**Task description:**
A faithful copy of every entry, with the pictures removed, is what is needed here.

(Excerpts from an interface dataset)
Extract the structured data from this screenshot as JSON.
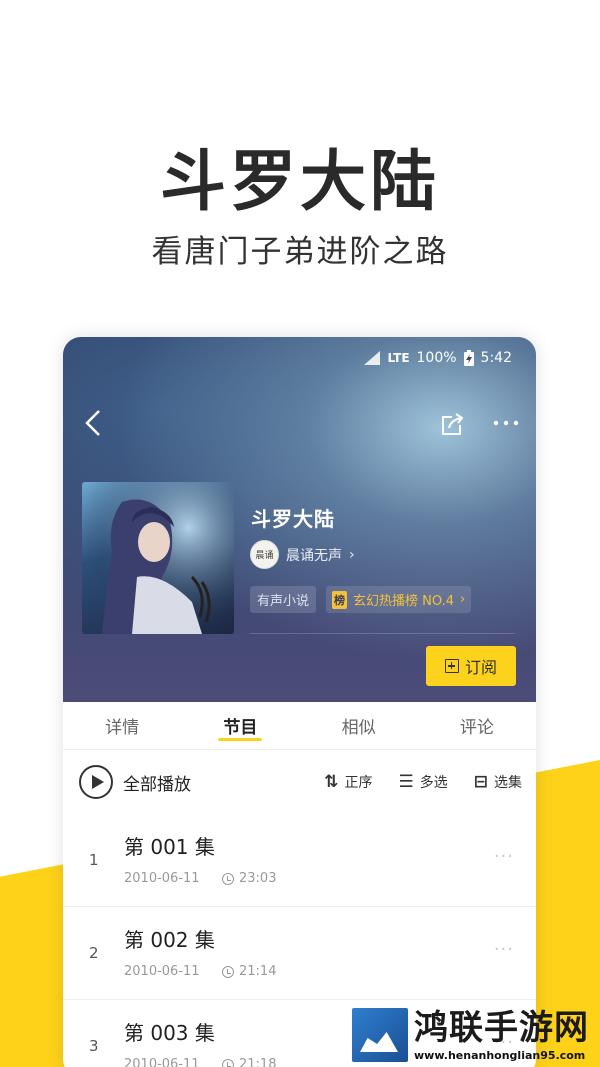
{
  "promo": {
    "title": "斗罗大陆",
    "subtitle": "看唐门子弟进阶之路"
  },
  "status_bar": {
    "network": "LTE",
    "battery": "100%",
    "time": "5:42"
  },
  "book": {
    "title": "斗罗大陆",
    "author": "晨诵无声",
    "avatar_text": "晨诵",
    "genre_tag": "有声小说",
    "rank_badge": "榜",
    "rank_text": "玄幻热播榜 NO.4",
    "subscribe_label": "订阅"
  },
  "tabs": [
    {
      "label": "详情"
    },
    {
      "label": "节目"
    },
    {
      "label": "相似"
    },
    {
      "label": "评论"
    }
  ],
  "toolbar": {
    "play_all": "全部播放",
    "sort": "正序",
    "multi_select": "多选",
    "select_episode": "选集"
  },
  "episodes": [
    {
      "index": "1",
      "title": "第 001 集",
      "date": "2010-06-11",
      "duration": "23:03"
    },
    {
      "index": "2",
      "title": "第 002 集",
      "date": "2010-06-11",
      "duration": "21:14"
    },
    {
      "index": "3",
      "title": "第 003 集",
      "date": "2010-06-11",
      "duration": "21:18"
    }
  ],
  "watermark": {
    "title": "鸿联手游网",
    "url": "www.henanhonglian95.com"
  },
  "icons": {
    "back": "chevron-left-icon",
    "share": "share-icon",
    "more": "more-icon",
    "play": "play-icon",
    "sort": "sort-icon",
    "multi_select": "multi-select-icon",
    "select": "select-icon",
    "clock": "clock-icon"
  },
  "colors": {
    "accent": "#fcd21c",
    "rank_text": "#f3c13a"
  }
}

**Answer to this exercise:**
Extract the structured data from this screenshot as JSON.
{
  "promo": {
    "title": "斗罗大陆",
    "subtitle": "看唐门子弟进阶之路"
  },
  "status_bar": {
    "network": "LTE",
    "battery": "100%",
    "time": "5:42"
  },
  "book": {
    "title": "斗罗大陆",
    "author": "晨诵无声",
    "avatar_text": "晨诵",
    "genre_tag": "有声小说",
    "rank_badge": "榜",
    "rank_text": "玄幻热播榜 NO.4",
    "subscribe_label": "订阅"
  },
  "tabs": [
    {
      "label": "详情"
    },
    {
      "label": "节目"
    },
    {
      "label": "相似"
    },
    {
      "label": "评论"
    }
  ],
  "toolbar": {
    "play_all": "全部播放",
    "sort": "正序",
    "multi_select": "多选",
    "select_episode": "选集"
  },
  "episodes": [
    {
      "index": "1",
      "title": "第 001 集",
      "date": "2010-06-11",
      "duration": "23:03"
    },
    {
      "index": "2",
      "title": "第 002 集",
      "date": "2010-06-11",
      "duration": "21:14"
    },
    {
      "index": "3",
      "title": "第 003 集",
      "date": "2010-06-11",
      "duration": "21:18"
    }
  ],
  "watermark": {
    "title": "鸿联手游网",
    "url": "www.henanhonglian95.com"
  },
  "icons": {
    "back": "chevron-left-icon",
    "share": "share-icon",
    "more": "more-icon",
    "play": "play-icon",
    "sort": "sort-icon",
    "multi_select": "multi-select-icon",
    "select": "select-icon",
    "clock": "clock-icon"
  },
  "colors": {
    "accent": "#fcd21c",
    "rank_text": "#f3c13a"
  }
}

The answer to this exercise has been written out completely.